Five Must-Read Health Books
Stroll through the health section of any bookstore still standing and you’re likely to be overwhelmed by the number of books shouting back at you with messages for you and your body. But, where to start? Eating for your blood type? Sugar-busting? Mindfulness Meditation? We’ll help you sort through the muck. When it comes to getting good information about health and fitness, knowing where to start is the most important piece of the puzzle. Now on to the list!
Flexibility and Body Mechanics: “Foundation: Redefine Your Core, Conquer Back Pain, and Move with Confidence “ by Eric Goodman
If you occupy a chair most of your working day, your body is likely way out of whack. Back problems, tight glutes, plantar fascia problems… it’s just all a mess. By getting out of your chair and working on a few simple exercises to re-stabilize your core, you’ll feel better, look better, and “work” better as a result. Chiropractic doctor, and elite athletic trainer, Dr. Eric Goodman has long been considered an expert in this area, and his book has been an easy-to-follow manual for people looking to add more fluidity and comfort to their stiff bodies for years.
Food, Part I: “What to Eat,” by Marion Nestle
Ever wish you could stroll the grocery store with a food expert – someone who could help make sense of food labels, and debunk claims made by big food companies? Then, this is the book for you. Nutritionist, Marion Nestle tackles each aisle one by one in her instant classic from 2015.
Food Part II: “The Omnivore’s Dilemma,” by Michael Pollan
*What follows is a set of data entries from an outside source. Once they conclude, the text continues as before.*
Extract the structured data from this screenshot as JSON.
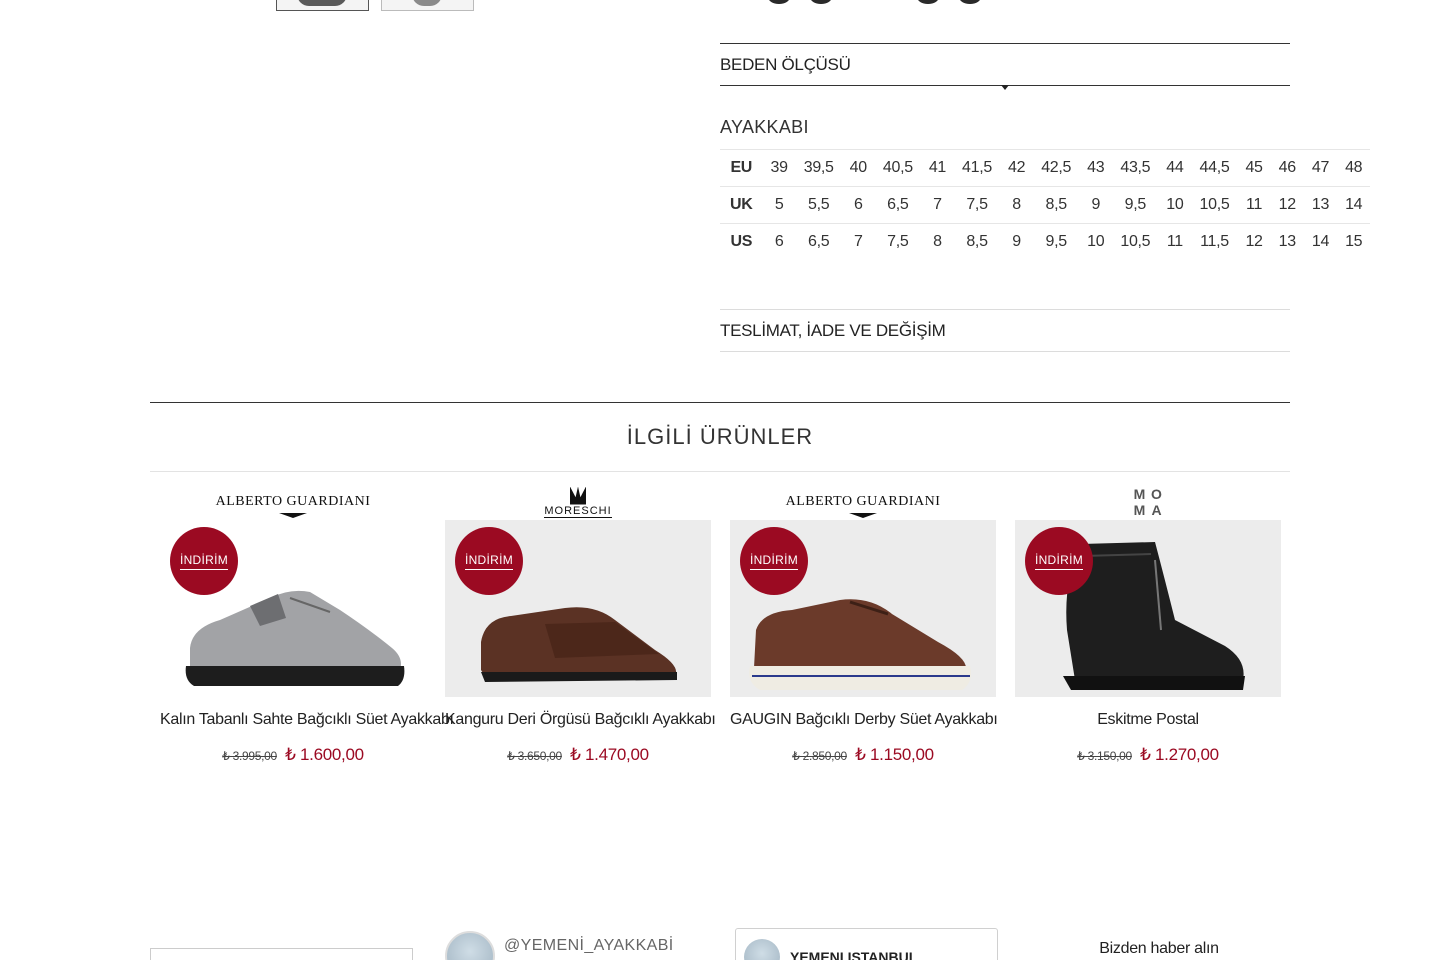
{
  "size_chart": {
    "heading": "BEDEN ÖLÇÜSÜ",
    "category": "AYAKKABI",
    "rows": [
      {
        "label": "EU",
        "values": [
          "39",
          "39,5",
          "40",
          "40,5",
          "41",
          "41,5",
          "42",
          "42,5",
          "43",
          "43,5",
          "44",
          "44,5",
          "45",
          "46",
          "47",
          "48"
        ]
      },
      {
        "label": "UK",
        "values": [
          "5",
          "5,5",
          "6",
          "6,5",
          "7",
          "7,5",
          "8",
          "8,5",
          "9",
          "9,5",
          "10",
          "10,5",
          "11",
          "12",
          "13",
          "14"
        ]
      },
      {
        "label": "US",
        "values": [
          "6",
          "6,5",
          "7",
          "7,5",
          "8",
          "8,5",
          "9",
          "9,5",
          "10",
          "10,5",
          "11",
          "11,5",
          "12",
          "13",
          "14",
          "15"
        ]
      }
    ]
  },
  "shipping": {
    "heading": "TESLİMAT, İADE VE DEĞİŞİM"
  },
  "related": {
    "title": "İLGİLİ ÜRÜNLER",
    "products": [
      {
        "brand": "ALBERTO GUARDIANI",
        "badge": "İNDİRİM",
        "name": "Kalın Tabanlı Sahte Bağcıklı Süet Ayakkabı",
        "old_price": "₺ 3.995,00",
        "new_price": "₺ 1.600,00",
        "image": "grey-suede-shoe"
      },
      {
        "brand": "MORESCHI",
        "badge": "İNDİRİM",
        "name": "Kanguru Deri Örgüsü Bağcıklı Ayakkabı",
        "old_price": "₺ 3.650,00",
        "new_price": "₺ 1.470,00",
        "image": "brown-woven-shoe"
      },
      {
        "brand": "ALBERTO GUARDIANI",
        "badge": "İNDİRİM",
        "name": "GAUGIN Bağcıklı Derby Süet Ayakkabı",
        "old_price": "₺ 2.850,00",
        "new_price": "₺ 1.150,00",
        "image": "brown-suede-derby"
      },
      {
        "brand": "MOMA",
        "badge": "İNDİRİM",
        "name": "Eskitme Postal",
        "old_price": "₺ 3.150,00",
        "new_price": "₺ 1.270,00",
        "image": "black-leather-boot"
      }
    ]
  },
  "footer": {
    "instagram_handle": "@YEMENİ_AYAKKABİ",
    "facebook_name": "YEMENI ISTANBUL",
    "newsletter_title": "Bizden haber alın"
  }
}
Understanding good food choices also means knowing where your food comes from – and where it’s come from historically. Journalism professor, and long-time writer for the New York Times, Pollan’s book has been so well regarded over the years, there is now also a young reader’s edition! A must read.
Mind: “Mindfulness in Plain English,” by Bhante Henepola Gunaratana
Another gem. For twenty years, Buddhist monk, Bhante Henopla Gunaratana’s book on mindfulness has been the go-to book for the over-worked and over-tired. If stress is a part (and, really who isn’t stressed to some degree?), start here.
Muscles: “Starting Strength: Basic Barbell Training,” by Mark Rippetoe
This is not a book for aspiring body builders. Well, it could be. But it’s also for you. Want to maintain a healthy weight? Protect your body from injury? Be the strong-man/strong-woman for whomever you’d like to impress? Rippetoe’s manual on muscle building will help you get there with less time in the gym, and most importantly – safely, because of his focus on showing how to lift with good form. You can’t have a lean body without lean muscle!